Advantages: It would free me from a lot of bureaucratic complications, and it would allow me to earn as much as I can.

Disadvantage: The massive workload would allow no time for freelancing, and over a year, I would lose my freelance clients.

A far better course load of 3 & 3 at the community colleges, combined with Social Security, vacation pay, and a 6 percent drawdown, also would keep me comfortably in the black. In fact, the result would be significantly better than working myself into an early grave:

Hot dang! In this scenario (if it’s accurate), I actually could bank the $3,168 vacation pay and still get by just fine.

Advantages: Though I still have to work, I don’t have to kill myself at it. The amount left here suggests I will have no problem covering expenditures, even if a large unexpected expense arises. There should still be time for freelance work, and every $2,400 earned there is one composition course I don’t have to teach!

Disadvantage: I’ll have to draw more than is desirable from savings.

Dropping the drawdown to 5 percent would reduce the total annual net to $45,170, cutting the year-end black ink to $5,500. Even at 4 percent, I stay in the black, but with a much smaller margin: about $1,950 at the end of the year.

What I ultimately do depends on what Social Security actually pays me, which will be different from my guesses. They’re missing two years of income that I can prove I had; though it’s not much, it may increase the benefits a little. More likely, though, benefits will be less than I estimate. That’s just the way my karma goes.

It also depends on the tax load: I’m estimating 20% based on the facts that not all your SS is taxed and that I will deduct everything I can think of from all this contract income. With any luck, the taxes won’t bankrupt me—but again, we’re depending on luck, and the way things have gone over the past year, it looks like the luck well is running a bit dry.
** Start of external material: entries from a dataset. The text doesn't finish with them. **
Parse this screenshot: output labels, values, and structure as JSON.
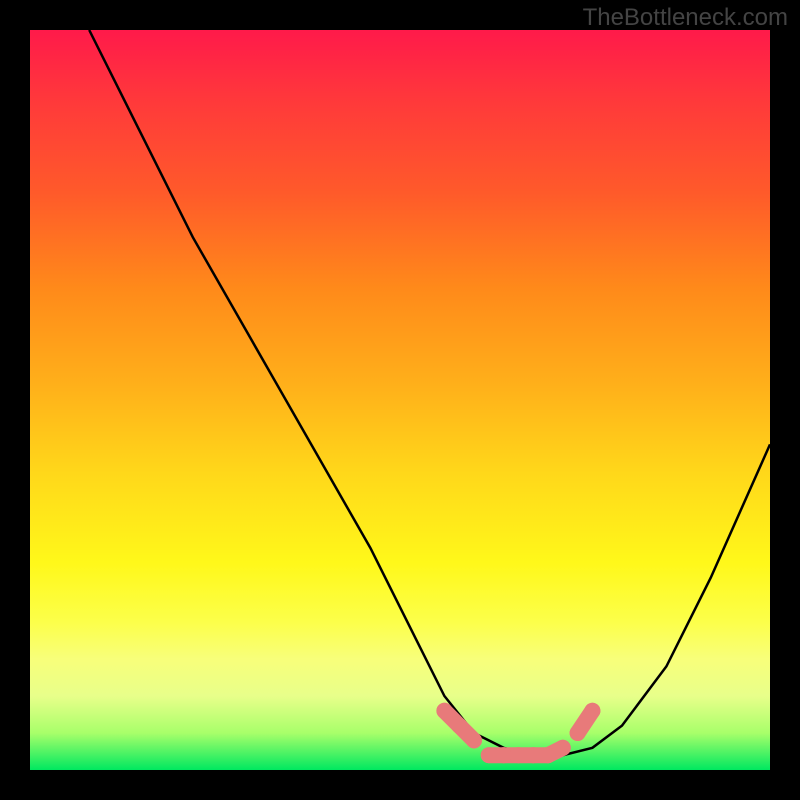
{
  "watermark": "TheBottleneck.com",
  "chart_data": {
    "type": "line",
    "title": "",
    "xlabel": "",
    "ylabel": "",
    "xlim": [
      0,
      100
    ],
    "ylim": [
      0,
      100
    ],
    "series": [
      {
        "name": "curve",
        "x": [
          8,
          15,
          22,
          30,
          38,
          46,
          52,
          56,
          60,
          64,
          68,
          72,
          76,
          80,
          86,
          92,
          100
        ],
        "y": [
          100,
          86,
          72,
          58,
          44,
          30,
          18,
          10,
          5,
          3,
          2,
          2,
          3,
          6,
          14,
          26,
          44
        ]
      },
      {
        "name": "trough-marks-left",
        "x": [
          56,
          58,
          60
        ],
        "y": [
          8,
          6,
          4
        ]
      },
      {
        "name": "trough-marks-center",
        "x": [
          62,
          64,
          66,
          68,
          70,
          72
        ],
        "y": [
          2,
          2,
          2,
          2,
          2,
          3
        ]
      },
      {
        "name": "trough-marks-right",
        "x": [
          74,
          76
        ],
        "y": [
          5,
          8
        ]
      }
    ],
    "legend": false,
    "grid": false
  },
  "colors": {
    "background_frame": "#000000",
    "curve": "#000000",
    "marks": "#E87A7A"
  }
}
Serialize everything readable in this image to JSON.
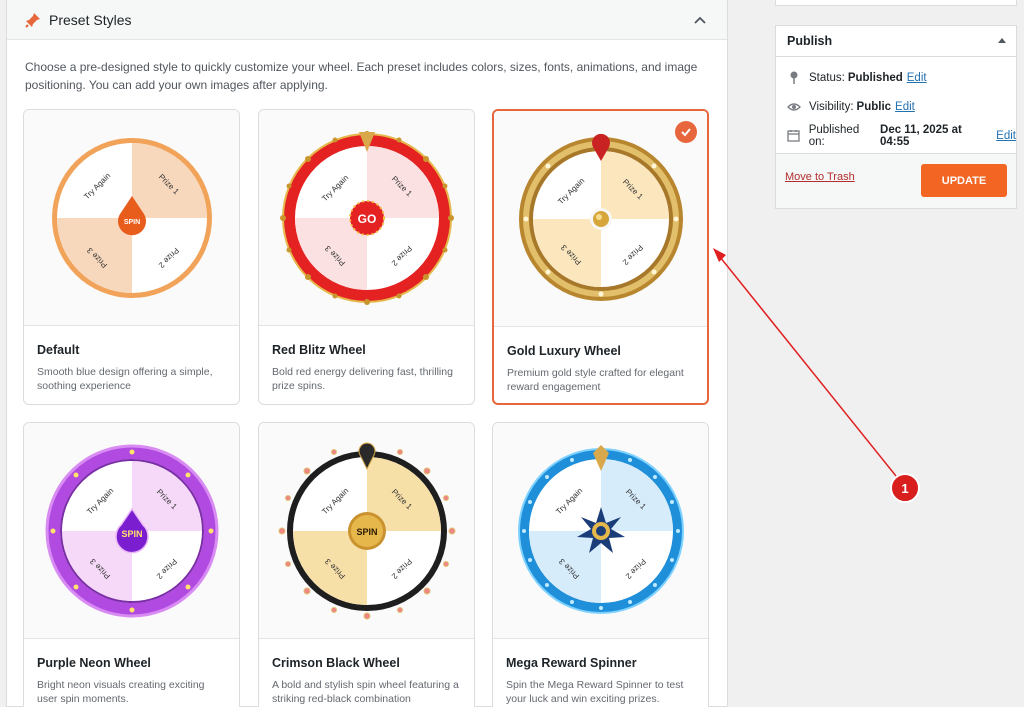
{
  "panel": {
    "title": "Preset Styles",
    "description": "Choose a pre-designed style to quickly customize your wheel. Each preset includes colors, sizes, fonts, animations, and image positioning. You can add your own images after applying."
  },
  "presets": [
    {
      "name": "Default",
      "description": "Smooth blue design offering a simple, soothing experience",
      "center": "SPIN",
      "prizes": [
        "Try Again",
        "Prize 1",
        "Prize 2",
        "Prize 3"
      ]
    },
    {
      "name": "Red Blitz Wheel",
      "description": "Bold red energy delivering fast, thrilling prize spins.",
      "center": "GO",
      "prizes": [
        "Try Again",
        "Prize 1",
        "Prize 2",
        "Prize 3"
      ]
    },
    {
      "name": "Gold Luxury Wheel",
      "description": "Premium gold style crafted for elegant reward engagement",
      "selected": true,
      "prizes": [
        "Try Again",
        "Prize 1",
        "Prize 2",
        "Prize 3"
      ]
    },
    {
      "name": "Purple Neon Wheel",
      "description": "Bright neon visuals creating exciting user spin moments.",
      "center": "SPIN",
      "prizes": [
        "Try Again",
        "Prize 1",
        "Prize 2",
        "Prize 3"
      ]
    },
    {
      "name": "Crimson Black Wheel",
      "description": "A bold and stylish spin wheel featuring a striking red-black combination",
      "center": "SPIN",
      "prizes": [
        "Try Again",
        "Prize 1",
        "Prize 2",
        "Prize 3"
      ]
    },
    {
      "name": "Mega Reward Spinner",
      "description": "Spin the Mega Reward Spinner to test your luck and win exciting prizes.",
      "prizes": [
        "Try Again",
        "Prize 1",
        "Prize 2",
        "Prize 3"
      ]
    }
  ],
  "publish": {
    "title": "Publish",
    "status_label": "Status:",
    "status_value": "Published",
    "visibility_label": "Visibility:",
    "visibility_value": "Public",
    "published_label": "Published on:",
    "published_value": "Dec 11, 2025 at 04:55",
    "edit": "Edit",
    "trash": "Move to Trash",
    "update": "UPDATE"
  },
  "annotation": {
    "number": "1"
  },
  "colors": {
    "accent": "#f26522",
    "selected_border": "#e8663b",
    "link": "#2271b1"
  }
}
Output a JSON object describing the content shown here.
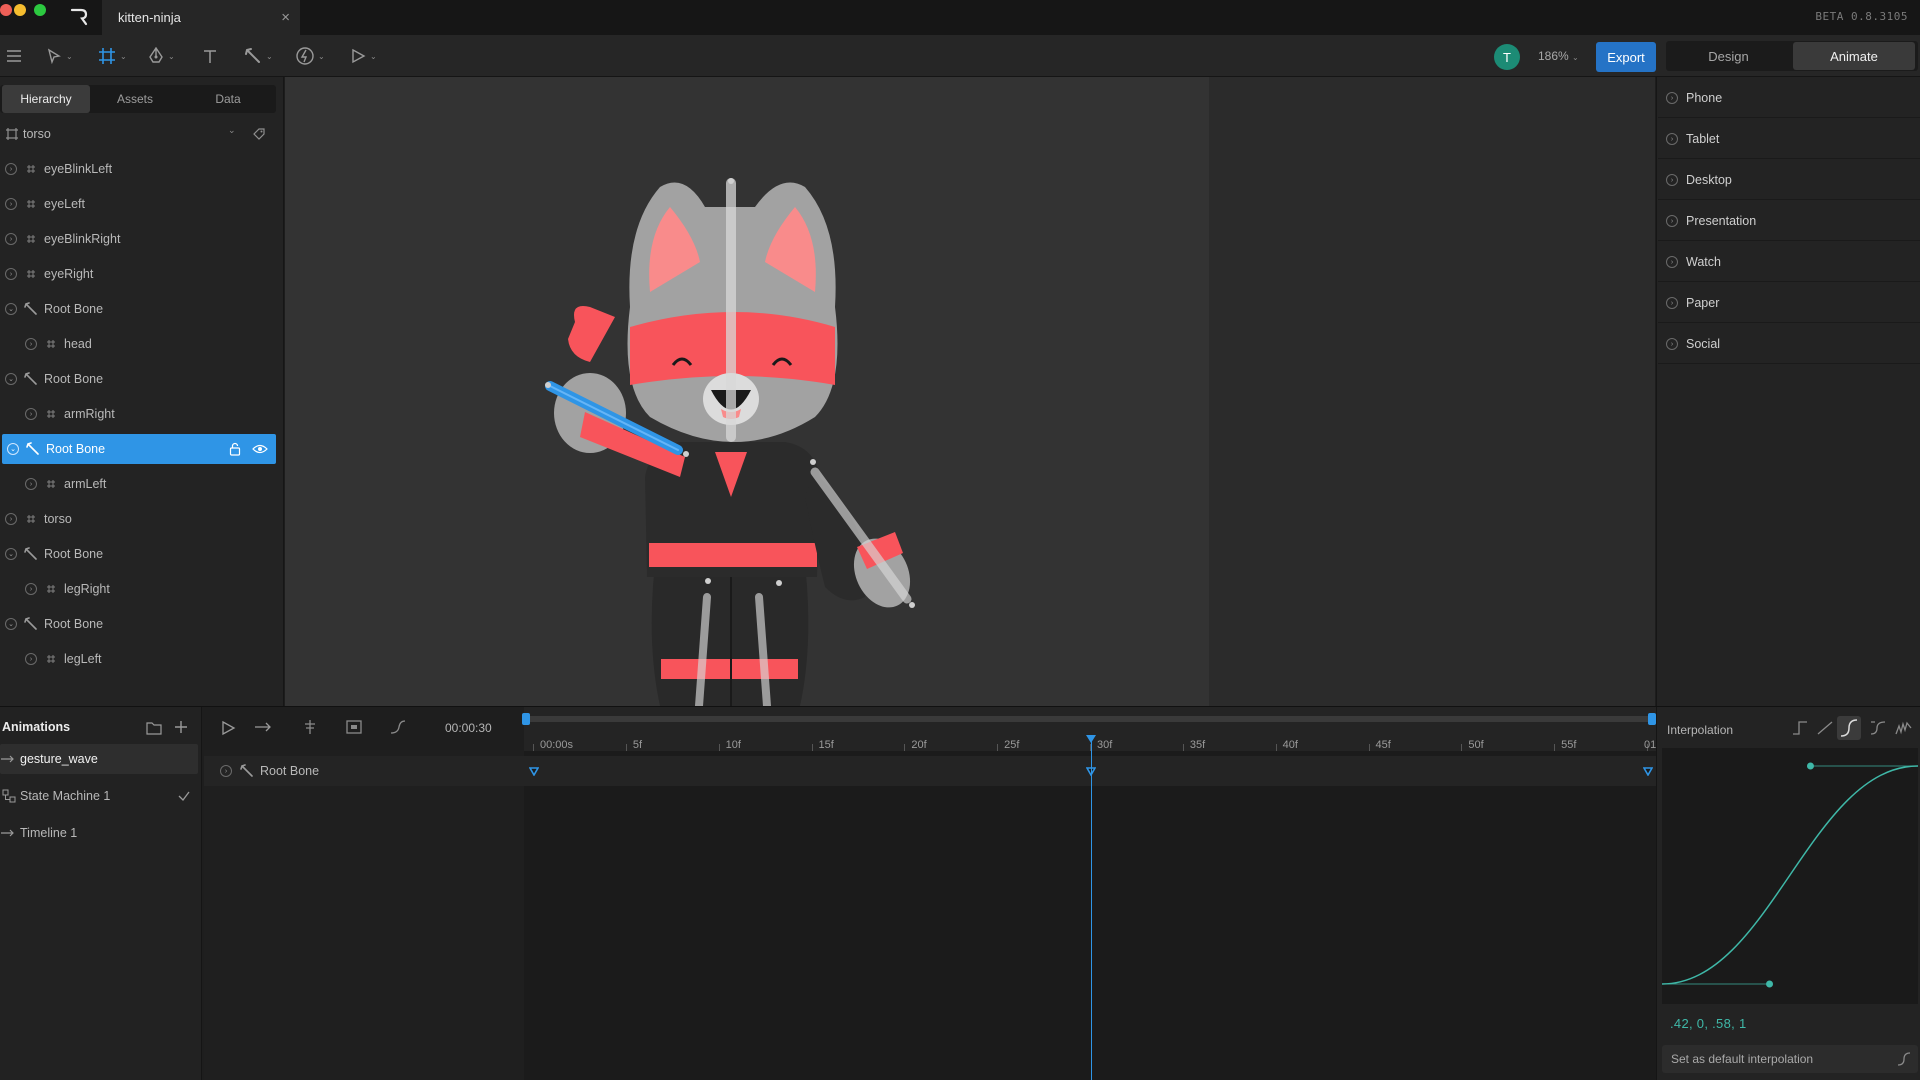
{
  "window": {
    "tab_title": "kitten-ninja",
    "close_glyph": "×",
    "version": "BETA 0.8.3105"
  },
  "toolbar": {
    "avatar_initial": "T",
    "zoom": "186%",
    "caret": "⌄",
    "export_label": "Export",
    "mode_design": "Design",
    "mode_animate": "Animate"
  },
  "left_panel": {
    "tabs": [
      "Hierarchy",
      "Assets",
      "Data"
    ],
    "artboard": "torso",
    "tree": [
      {
        "label": "eyeBlinkLeft",
        "type": "group",
        "depth": 0,
        "expanded": false
      },
      {
        "label": "eyeLeft",
        "type": "group",
        "depth": 0,
        "expanded": false
      },
      {
        "label": "eyeBlinkRight",
        "type": "group",
        "depth": 0,
        "expanded": false
      },
      {
        "label": "eyeRight",
        "type": "group",
        "depth": 0,
        "expanded": false
      },
      {
        "label": "Root Bone",
        "type": "bone",
        "depth": 0,
        "expanded": true
      },
      {
        "label": "head",
        "type": "group",
        "depth": 1,
        "expanded": false
      },
      {
        "label": "Root Bone",
        "type": "bone",
        "depth": 0,
        "expanded": true
      },
      {
        "label": "armRight",
        "type": "group",
        "depth": 1,
        "expanded": false
      },
      {
        "label": "Root Bone",
        "type": "bone",
        "depth": 0,
        "expanded": true,
        "selected": true
      },
      {
        "label": "armLeft",
        "type": "group",
        "depth": 1,
        "expanded": false
      },
      {
        "label": "torso",
        "type": "group",
        "depth": 0,
        "expanded": false
      },
      {
        "label": "Root Bone",
        "type": "bone",
        "depth": 0,
        "expanded": true
      },
      {
        "label": "legRight",
        "type": "group",
        "depth": 1,
        "expanded": false
      },
      {
        "label": "Root Bone",
        "type": "bone",
        "depth": 0,
        "expanded": true
      },
      {
        "label": "legLeft",
        "type": "group",
        "depth": 1,
        "expanded": false
      }
    ]
  },
  "right_panel": {
    "devices": [
      "Phone",
      "Tablet",
      "Desktop",
      "Presentation",
      "Watch",
      "Paper",
      "Social"
    ]
  },
  "animations": {
    "title": "Animations",
    "items": [
      {
        "label": "gesture_wave",
        "kind": "linear",
        "active": true
      },
      {
        "label": "State Machine 1",
        "kind": "state-machine",
        "checked": true
      },
      {
        "label": "Timeline 1",
        "kind": "linear",
        "active": false
      }
    ]
  },
  "timeline": {
    "time": "00:00:30",
    "ruler_labels": [
      "00:00s",
      "5f",
      "10f",
      "15f",
      "20f",
      "25f",
      "30f",
      "35f",
      "40f",
      "45f",
      "50f",
      "55f",
      "01:00"
    ],
    "track_label": "Root Bone",
    "playhead_frame": 30,
    "keyframes": [
      0,
      30,
      60
    ],
    "total_frames": 60
  },
  "interpolation": {
    "title": "Interpolation",
    "cubic_text": ".42, 0, .58, 1",
    "cubic": [
      0.42,
      0,
      0.58,
      1
    ],
    "default_label": "Set as default interpolation",
    "curve_color": "#3fb8a8"
  },
  "colors": {
    "accent": "#2f95e6",
    "export": "#2573c6",
    "ninja_red": "#f8545b",
    "kitten_gray": "#a2a2a2"
  }
}
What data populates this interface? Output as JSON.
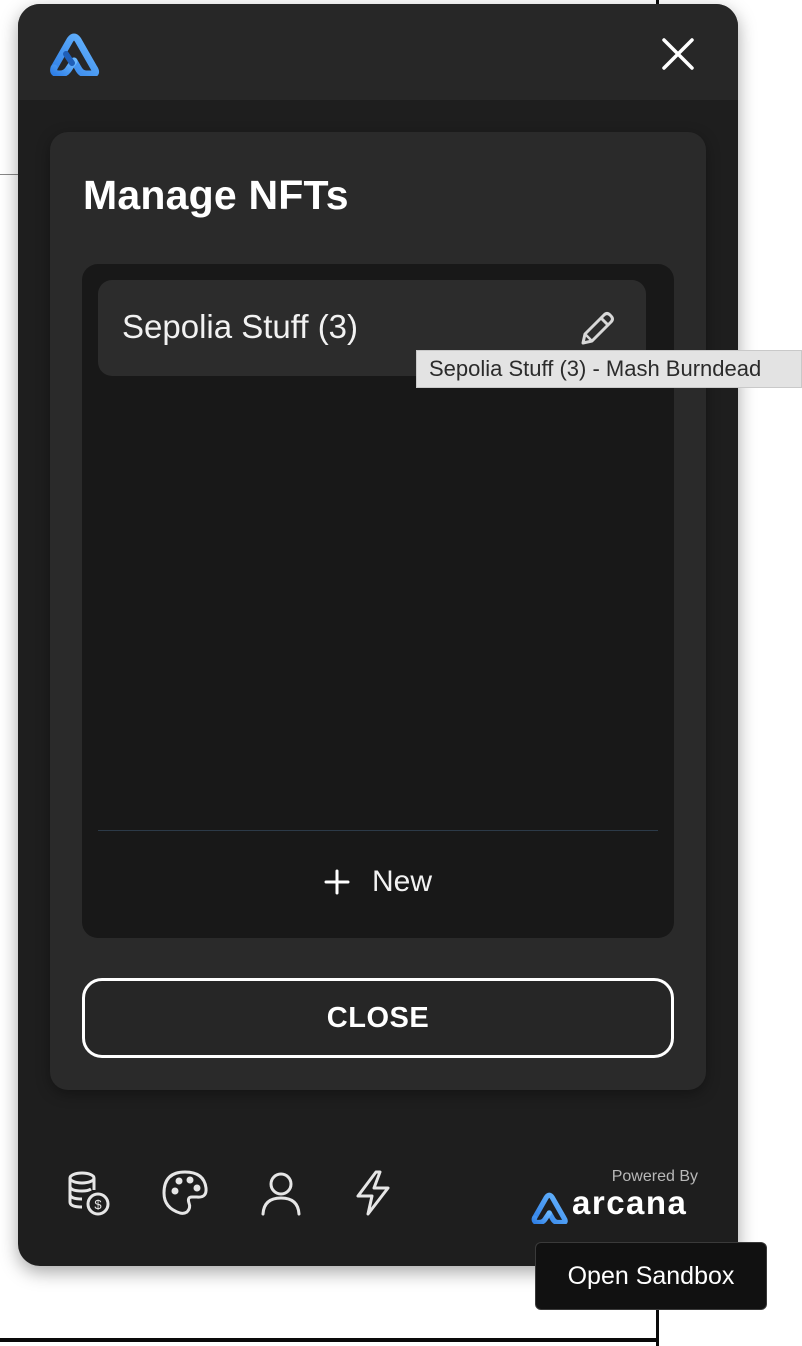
{
  "header": {
    "logo_icon": "arcana-logo-icon",
    "close_icon": "close-icon"
  },
  "card": {
    "title": "Manage NFTs",
    "list_items": [
      {
        "label": "Sepolia Stuff (3)",
        "edit_icon": "pencil-icon"
      }
    ],
    "new_button": {
      "label": "New",
      "icon": "plus-icon"
    },
    "close_button": "CLOSE"
  },
  "footer": {
    "nav_icons": [
      "tokens-icon",
      "palette-icon",
      "user-icon",
      "lightning-icon"
    ],
    "powered_by": "Powered By",
    "brand": "arcana"
  },
  "tooltip": "Sepolia Stuff (3) - Mash Burndead",
  "sandbox_button": "Open Sandbox",
  "colors": {
    "widget_bg": "#1e1e1e",
    "card_bg": "#2a2a2a",
    "accent_blue": "#3d8ef0"
  }
}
The safest course, it appears, will be to take a 5 percent or a 6 percent drawdown in 2010, start Social Security in January, and sign up for three community college sections in the spring semester. Then, in the fall, reduce the teaching load according to the amount freelancing brings in during the spring and early summer. Then in 2010 I can drop the drawdown to 5 percent or maybe even 4 percent, depending on how much freelance income is happening.